Three acts are set in three different hotel rooms that inevitably symbolise the closet Jason (Tovey) is trapped in over the years, as a result of the compromise he made with his own ambition and with the bleak reality of a sport where coming out is not an option, if you want to have a career.
In the first chapter we find Jason with his best mate and hotel roomie Ade (Arinze Kene), fresh off their football club’s academy, on the eve of their first Champions’ League match. It’s a make-it-or-break-it situation for both boys since chances to get noticed and earn a steady spot in the team, let alone the beginning of a proper career, don’t come that often.
Neither of them seems able to settle down for a good night sleep given what’s at stake the following day and they wind up spending the night teasing each other and blowing off some steam in typical “boys will be boys” fashion – wrestling, yelling, dancing and playing around whilst just in their underwear the whole time. The sexual tension is evident from the first frame but it takes the end of act one to explode and change these two friends’ relationships forever.
The film’s title alludes to what happened that night but also refers to a pivotal pass during the eponymous Champions’ League game, which will take the two boys’ lives and careers in opposite directions. However, any further plot details would ruin the emotional impact this powerful story will have on you by the time the screen fades to black.
If you’re already familiar with the play, you won’t be left disappointed by this on-screen translation which preserves the powerful text without ever feeling verbose. Whilst if you’re new to these characters and their emotional struggles, be ready to get punched in the guts by the gripping psychodrama they’ll be facing before your eyes.
The Pass is a poignant and thought-provoking look at a reality, which is in dire need of positive change. It’s a rather hot topic at the moment and it’s still unclear how long it will take for things to get any better, despite a recent survey revealing that the majority of football fans would be ok with the possibility of their favourite players coming out.
Both actors are excellent at embodying their characters’ hopes and fears but it’s Tovey who has the hardest job and the most complex range to pull off.

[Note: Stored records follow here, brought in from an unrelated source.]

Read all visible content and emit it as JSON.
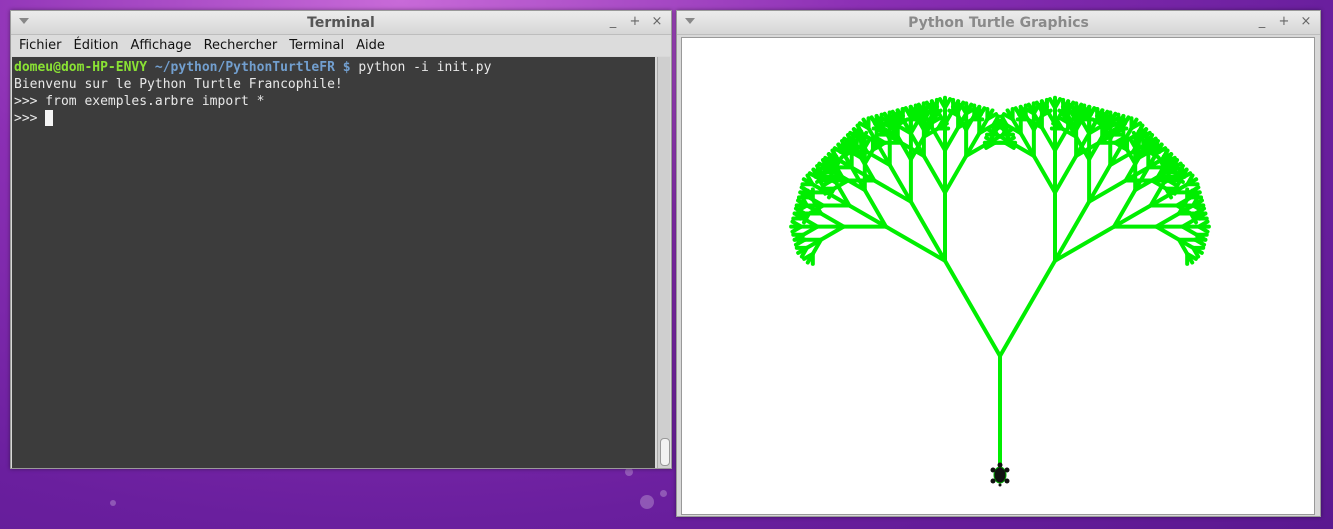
{
  "terminal": {
    "title": "Terminal",
    "window_buttons": [
      "_",
      "+",
      "×"
    ],
    "menu": [
      "Fichier",
      "Édition",
      "Affichage",
      "Rechercher",
      "Terminal",
      "Aide"
    ],
    "prompt_user": "domeu@dom-HP-ENVY",
    "prompt_path": "~/python/PythonTurtleFR",
    "prompt_symbol": "$",
    "command": "python -i init.py",
    "output": [
      "Bienvenu sur le Python Turtle Francophile!",
      ">>> from exemples.arbre import *",
      ">>> "
    ]
  },
  "turtle_window": {
    "title": "Python Turtle Graphics",
    "window_buttons": [
      "_",
      "+",
      "×"
    ],
    "tree_color": "#00ee00",
    "turtle_icon": "turtle-icon"
  }
}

He does so magnificently and he makes us understand the nature of his character’s pain and the reasons behind his actions. As a result we care about him not just when it’s easy to empathize with Jason’s struggles but especially when the tormented footballer lets the darkness take over, leaning towards almost villainous territory. It’s one of the finest performances of the year, which consolidates Tovey as one of Britain’s most talented thespians.
Despite the recognisable structure of its source material, The Pass is a lucid and harrowing portrayal of homophobia in football that couldn’t ring any more true. Some impatient viewers might suffer coping with the stage origins of a story that takes place entirely in hotel rooms but this is to the film’s advantage and it’s the best choice the filmmakers could’ve made to adapt the material for the screen. Ben A. Williams uses the enclosed space to perfectly capture the sense of claustrophobia experienced by the protagonist throughout his life and he delivers a poignant and essential film that demands to be seen by the widest possible audience and hopefully will reach those who need to open their minds on such a delicate topic.